5 Min Read
* European stock market mostly flat, US futures dip
* Some caution before Fed's Yellen testimony on policy
* China inflation picks up
* Dollar pressured after Trump's national security aide quits
* Graphic: World FX rates in 2017 tmsnrt.rs/2egbfVh (Updates prices, adds UK data)
By Dhara Ranasinghe
LONDON, Feb 14 (Reuters) - Stocks flatlined and the dollar dipped on Tuesday as caution set in before testimony from Federal Reserve chief Janet Yellen that may offer clues to the timing of the next U.S. interest rate rise.
Adding to pressure on the dollar was the resignation of President Donald Trump's national security adviser Michael Flynn, who quit over revelations he had discussed U.S. sanctions against Moscow with the Russian ambassador to the United States before Trump took office, and misled Vice President Mike Pence about the conversations.

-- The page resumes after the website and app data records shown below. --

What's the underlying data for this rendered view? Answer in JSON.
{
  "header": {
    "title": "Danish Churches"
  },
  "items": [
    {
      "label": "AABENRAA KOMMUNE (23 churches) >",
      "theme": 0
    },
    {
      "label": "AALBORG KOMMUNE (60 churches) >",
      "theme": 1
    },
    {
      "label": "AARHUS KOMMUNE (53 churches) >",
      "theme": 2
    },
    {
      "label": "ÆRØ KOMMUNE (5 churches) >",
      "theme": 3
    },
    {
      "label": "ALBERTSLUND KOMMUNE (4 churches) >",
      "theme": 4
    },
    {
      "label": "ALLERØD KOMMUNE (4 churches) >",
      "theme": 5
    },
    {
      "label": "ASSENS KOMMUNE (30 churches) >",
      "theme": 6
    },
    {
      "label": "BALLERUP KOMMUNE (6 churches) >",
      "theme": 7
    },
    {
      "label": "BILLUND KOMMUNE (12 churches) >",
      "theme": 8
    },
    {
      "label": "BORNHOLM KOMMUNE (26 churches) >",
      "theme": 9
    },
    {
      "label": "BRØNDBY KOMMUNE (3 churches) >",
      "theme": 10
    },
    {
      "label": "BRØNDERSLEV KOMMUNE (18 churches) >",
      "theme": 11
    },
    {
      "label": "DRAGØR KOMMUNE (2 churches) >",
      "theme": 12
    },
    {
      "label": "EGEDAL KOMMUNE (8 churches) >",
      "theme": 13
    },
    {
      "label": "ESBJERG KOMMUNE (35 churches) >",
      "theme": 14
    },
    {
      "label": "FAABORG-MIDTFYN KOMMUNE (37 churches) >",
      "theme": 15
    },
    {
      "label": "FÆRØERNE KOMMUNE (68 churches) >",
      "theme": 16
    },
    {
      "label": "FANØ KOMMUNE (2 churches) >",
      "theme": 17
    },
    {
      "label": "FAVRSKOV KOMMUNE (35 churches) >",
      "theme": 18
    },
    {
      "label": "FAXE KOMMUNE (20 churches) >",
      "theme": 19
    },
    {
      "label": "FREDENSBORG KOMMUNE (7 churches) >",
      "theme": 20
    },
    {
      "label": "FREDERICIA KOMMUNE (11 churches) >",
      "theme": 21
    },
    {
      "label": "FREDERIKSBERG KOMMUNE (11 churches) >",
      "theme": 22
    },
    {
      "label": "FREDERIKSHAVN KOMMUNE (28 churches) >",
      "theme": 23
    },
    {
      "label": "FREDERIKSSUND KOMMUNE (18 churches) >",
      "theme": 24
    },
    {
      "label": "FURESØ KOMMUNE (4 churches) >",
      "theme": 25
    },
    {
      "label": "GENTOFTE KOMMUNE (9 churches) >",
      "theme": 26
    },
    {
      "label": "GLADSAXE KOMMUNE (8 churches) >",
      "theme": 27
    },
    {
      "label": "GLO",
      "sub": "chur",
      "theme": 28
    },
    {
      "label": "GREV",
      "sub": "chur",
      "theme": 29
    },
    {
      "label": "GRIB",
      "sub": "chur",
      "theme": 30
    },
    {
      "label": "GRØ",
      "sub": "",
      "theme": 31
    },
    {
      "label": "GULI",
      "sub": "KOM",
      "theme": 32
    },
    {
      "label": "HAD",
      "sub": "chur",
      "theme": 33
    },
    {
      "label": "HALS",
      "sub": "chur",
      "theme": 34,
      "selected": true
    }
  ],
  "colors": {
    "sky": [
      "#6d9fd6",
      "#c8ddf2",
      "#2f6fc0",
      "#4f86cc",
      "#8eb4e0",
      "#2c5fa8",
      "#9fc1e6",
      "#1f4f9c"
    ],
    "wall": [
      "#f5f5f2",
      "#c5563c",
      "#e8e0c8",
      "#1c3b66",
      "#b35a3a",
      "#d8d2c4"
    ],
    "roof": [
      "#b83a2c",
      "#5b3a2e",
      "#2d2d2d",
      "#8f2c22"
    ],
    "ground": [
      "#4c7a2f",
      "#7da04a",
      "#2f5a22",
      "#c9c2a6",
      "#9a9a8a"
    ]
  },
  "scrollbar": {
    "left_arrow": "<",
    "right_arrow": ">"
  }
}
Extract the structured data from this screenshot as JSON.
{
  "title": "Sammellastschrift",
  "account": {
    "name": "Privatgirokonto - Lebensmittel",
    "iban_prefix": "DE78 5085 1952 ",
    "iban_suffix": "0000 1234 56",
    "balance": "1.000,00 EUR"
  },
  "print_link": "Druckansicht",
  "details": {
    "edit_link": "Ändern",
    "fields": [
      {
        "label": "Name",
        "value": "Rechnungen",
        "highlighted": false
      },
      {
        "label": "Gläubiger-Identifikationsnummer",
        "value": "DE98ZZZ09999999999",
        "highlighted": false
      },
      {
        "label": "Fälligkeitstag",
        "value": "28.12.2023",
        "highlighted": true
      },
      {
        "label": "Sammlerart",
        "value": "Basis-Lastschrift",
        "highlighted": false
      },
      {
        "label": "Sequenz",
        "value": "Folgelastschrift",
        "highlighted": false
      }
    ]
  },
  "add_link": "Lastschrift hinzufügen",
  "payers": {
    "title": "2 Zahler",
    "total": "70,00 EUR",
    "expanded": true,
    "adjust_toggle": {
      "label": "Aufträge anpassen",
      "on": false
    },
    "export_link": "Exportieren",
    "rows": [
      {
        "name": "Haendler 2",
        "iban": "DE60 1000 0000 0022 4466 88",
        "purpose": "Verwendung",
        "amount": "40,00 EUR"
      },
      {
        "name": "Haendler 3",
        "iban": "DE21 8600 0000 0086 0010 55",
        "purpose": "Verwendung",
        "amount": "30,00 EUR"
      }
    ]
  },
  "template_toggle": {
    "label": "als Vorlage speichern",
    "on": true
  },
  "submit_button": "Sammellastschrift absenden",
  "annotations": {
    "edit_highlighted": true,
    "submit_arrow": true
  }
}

The prospect of Trump-led economic stimulus in the United States has underpinned the dollar and stocks in recent days, powering U.S. equity markets to record highs on Monday and helping Asian shares to hit 19-month peaks on Tuesday.
But the buoyant mood in global markets was tempered somewhat as attention turned to semi-annual testimony by Yellen on Tuesday and Wednesday that could highlight the likelihood of two or more U.S. interest rate hikes this year.
Dallas Fed President Robert Kaplan on Monday argued that the Fed should move soon to avoid falling behind the curve, especially as fiscal policy could drive faster growth and inflation.
"If Yellen wants March to be a live meeting as other Fed officials have suggested it is, she will have to adopt a more hawkish tone beyond the usual reference to data dependency," said ING senior rates strategist Martin van Vliet.
"Currently we calculate a market implied probability of around 17 percent for a March rate hike."
The STOXX 600, Europe's leading index of top 600 shares, dipped 0.1 percent to 369.73 points, off more than one-year highs hit on Monday.
In Asia, MSCI's broadest index of Asia-Pacific shares outside Japan edged up 0.2 percent, trying for its fifth straight session of gains.
Japanese shares ran into trouble after Toshiba Corp delayed an anxiously awaited earnings release.
After a day of delay and confusion, Toshiba said it would take a $6.3 billion hit to its U.S. nuclear unit, a writedown that wipes out its shareholder equity and leaves the loss-making group scrambling for capital.
There was some eye-catching data from China, where producer price inflation picked up more than expected in January to near six-year highs, while consumer price inflation neared a three-year high.
Adding to signs of a pick-up in inflation globally, other data on Tuesday showed British consumer prices rose last month at the fastest pace sine June 2014.
U.S. stock market futures were just a touch lower.. U.S. stock indexes hit historic peaks on Monday, with the benchmark S&P 500's market value topping $20 trillion as investors bet tax cuts promised by Trump would boost the economy.
The dollar stumbled against major currencies after Flynn's resignation and as investors looked ahead to Yellen's testimony.
The dollar index dipped 0.2 percent against a basket of currencies to 100.78, while the euro was 0.3 percent firmer after three sessions of losses to stand at $1.0628.
Sterling was the biggest currency mover, falling 0.5 percent against the dollar after the UK inflation numbers came in lower than expected.
In commodity markets, metals were on a tear thanks to supply disruptions and strong Chinese demand.
Aluminum touched its highest in 21 months on renewed concerns about potential closures of Chinese smelters to cut pollution, while copper also extended gains.
Oil recouped some ground on OPEC-led efforts to cut output, though rising production elsewhere kept prices to a narrow range that has contained them so far this year.
For Reuters Live Markets blog on European and UK stock markets see reuters://realtime/verb=Open/url=http://emea1.apps.cp.extranet.thomsonreuters.biz/cms/?pageId=livemarkets (Additional reporting by Wayne Cole in SYDNEY; Editing by Mark Trevelyan and Gareth Jones)